# Your goal:
Look through the listing below for the string "username". Say how many lines hold it, and nothing else.
Records for processing below:
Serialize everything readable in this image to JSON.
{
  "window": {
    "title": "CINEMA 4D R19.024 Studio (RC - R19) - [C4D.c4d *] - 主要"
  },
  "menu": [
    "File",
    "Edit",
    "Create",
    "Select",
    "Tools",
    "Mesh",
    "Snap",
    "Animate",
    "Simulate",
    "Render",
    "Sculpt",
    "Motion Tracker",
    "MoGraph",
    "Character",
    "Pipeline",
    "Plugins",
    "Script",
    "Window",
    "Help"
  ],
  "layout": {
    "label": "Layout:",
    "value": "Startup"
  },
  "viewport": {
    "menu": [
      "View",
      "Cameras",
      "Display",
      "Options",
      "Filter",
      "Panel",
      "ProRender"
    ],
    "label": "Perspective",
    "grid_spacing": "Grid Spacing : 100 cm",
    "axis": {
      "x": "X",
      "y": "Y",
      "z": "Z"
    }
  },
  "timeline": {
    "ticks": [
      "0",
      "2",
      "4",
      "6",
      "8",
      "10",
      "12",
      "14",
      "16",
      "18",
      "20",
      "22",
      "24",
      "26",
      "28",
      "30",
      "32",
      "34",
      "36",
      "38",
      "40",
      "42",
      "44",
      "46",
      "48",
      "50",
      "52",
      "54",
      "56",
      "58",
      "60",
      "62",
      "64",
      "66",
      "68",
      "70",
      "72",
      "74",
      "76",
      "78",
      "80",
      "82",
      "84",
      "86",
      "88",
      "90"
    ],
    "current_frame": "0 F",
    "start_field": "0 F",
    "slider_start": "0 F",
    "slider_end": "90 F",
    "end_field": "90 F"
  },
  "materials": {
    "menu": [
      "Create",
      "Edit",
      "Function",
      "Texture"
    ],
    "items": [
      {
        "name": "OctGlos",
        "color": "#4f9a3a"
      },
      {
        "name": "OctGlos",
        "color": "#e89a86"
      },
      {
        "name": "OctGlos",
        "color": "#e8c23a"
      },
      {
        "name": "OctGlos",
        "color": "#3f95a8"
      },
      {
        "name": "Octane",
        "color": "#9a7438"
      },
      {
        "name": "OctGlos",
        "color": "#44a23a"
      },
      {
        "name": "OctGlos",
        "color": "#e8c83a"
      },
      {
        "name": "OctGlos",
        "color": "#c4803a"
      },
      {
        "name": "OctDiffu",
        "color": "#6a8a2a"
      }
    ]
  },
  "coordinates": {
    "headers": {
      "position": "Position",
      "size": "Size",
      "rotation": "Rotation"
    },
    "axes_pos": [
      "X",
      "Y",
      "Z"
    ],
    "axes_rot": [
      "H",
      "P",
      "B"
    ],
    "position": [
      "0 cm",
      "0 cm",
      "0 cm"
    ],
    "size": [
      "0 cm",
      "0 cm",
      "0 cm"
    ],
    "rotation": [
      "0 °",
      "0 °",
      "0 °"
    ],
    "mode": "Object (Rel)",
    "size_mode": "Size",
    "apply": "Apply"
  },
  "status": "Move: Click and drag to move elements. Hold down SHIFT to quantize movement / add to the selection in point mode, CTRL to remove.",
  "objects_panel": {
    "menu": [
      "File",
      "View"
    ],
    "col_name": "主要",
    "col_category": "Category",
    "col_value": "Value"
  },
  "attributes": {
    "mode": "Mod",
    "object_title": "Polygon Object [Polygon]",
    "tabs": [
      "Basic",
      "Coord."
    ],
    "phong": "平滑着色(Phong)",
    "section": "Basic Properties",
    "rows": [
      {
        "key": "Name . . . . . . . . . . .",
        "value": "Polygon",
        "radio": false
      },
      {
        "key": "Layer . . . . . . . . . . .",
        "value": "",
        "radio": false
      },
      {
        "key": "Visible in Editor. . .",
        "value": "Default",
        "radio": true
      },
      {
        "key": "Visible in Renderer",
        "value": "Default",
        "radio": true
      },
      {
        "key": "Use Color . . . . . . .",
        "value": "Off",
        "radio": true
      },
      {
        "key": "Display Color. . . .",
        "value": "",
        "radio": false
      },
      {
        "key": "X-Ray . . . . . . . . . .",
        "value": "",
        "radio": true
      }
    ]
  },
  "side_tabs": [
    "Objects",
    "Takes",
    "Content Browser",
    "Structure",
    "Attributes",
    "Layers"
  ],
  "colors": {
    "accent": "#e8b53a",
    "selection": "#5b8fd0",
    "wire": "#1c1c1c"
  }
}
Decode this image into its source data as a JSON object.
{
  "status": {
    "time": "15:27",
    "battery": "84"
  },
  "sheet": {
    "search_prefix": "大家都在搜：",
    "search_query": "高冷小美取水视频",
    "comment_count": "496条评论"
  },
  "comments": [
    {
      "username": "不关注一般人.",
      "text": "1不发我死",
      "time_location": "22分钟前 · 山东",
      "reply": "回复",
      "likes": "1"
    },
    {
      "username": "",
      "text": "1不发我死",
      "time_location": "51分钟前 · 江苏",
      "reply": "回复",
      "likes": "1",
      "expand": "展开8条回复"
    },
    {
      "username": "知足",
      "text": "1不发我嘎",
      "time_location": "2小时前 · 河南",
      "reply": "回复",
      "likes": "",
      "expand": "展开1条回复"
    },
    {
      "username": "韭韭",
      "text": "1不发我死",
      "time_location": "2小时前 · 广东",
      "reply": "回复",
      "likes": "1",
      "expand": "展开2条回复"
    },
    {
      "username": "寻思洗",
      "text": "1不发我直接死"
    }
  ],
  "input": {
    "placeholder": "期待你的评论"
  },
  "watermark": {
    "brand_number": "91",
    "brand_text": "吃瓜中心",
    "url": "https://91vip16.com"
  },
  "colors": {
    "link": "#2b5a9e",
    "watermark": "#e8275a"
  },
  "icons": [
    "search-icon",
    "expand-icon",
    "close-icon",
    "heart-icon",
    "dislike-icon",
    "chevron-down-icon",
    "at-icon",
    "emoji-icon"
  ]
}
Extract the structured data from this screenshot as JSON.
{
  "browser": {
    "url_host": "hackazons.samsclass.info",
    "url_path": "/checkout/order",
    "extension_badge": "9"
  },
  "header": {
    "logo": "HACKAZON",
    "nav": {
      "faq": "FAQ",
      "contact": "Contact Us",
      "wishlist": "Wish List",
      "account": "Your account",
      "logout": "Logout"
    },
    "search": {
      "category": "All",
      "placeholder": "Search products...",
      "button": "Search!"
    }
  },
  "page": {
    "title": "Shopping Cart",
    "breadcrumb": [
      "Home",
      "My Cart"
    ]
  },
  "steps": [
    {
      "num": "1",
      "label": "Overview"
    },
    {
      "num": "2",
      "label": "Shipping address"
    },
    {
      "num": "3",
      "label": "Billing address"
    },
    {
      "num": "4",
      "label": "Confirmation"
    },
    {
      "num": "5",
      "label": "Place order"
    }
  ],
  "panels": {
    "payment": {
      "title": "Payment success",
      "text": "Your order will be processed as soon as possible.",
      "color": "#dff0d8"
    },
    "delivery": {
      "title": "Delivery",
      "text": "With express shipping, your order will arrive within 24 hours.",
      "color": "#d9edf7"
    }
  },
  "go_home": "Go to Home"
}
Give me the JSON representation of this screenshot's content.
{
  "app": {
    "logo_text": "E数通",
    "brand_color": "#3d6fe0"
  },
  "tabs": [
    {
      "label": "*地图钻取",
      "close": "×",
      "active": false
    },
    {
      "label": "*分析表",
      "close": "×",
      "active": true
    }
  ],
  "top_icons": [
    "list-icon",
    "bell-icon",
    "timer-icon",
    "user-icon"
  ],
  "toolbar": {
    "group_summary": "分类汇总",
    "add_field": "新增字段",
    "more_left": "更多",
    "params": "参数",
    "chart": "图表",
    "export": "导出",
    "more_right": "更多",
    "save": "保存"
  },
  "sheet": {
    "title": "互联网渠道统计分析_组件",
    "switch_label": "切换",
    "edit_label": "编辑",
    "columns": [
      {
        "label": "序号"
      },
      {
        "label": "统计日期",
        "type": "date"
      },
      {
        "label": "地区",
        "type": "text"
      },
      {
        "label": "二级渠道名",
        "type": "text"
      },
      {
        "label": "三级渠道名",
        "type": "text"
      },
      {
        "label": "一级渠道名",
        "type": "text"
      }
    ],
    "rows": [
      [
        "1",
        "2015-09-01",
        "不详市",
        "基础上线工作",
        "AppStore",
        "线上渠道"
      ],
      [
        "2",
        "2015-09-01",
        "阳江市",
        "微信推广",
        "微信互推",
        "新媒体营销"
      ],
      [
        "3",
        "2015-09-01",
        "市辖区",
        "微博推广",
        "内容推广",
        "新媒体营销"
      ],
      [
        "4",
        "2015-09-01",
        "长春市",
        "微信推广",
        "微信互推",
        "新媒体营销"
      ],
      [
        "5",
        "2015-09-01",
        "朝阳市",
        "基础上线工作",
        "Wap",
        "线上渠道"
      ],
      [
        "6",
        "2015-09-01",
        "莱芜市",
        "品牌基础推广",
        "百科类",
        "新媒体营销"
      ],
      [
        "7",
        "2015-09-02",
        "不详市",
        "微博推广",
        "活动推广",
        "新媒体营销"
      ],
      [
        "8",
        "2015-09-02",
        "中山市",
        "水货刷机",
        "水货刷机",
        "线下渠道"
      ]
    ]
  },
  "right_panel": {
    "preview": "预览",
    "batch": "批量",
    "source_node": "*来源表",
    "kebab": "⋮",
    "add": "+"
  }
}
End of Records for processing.
# Task response:
5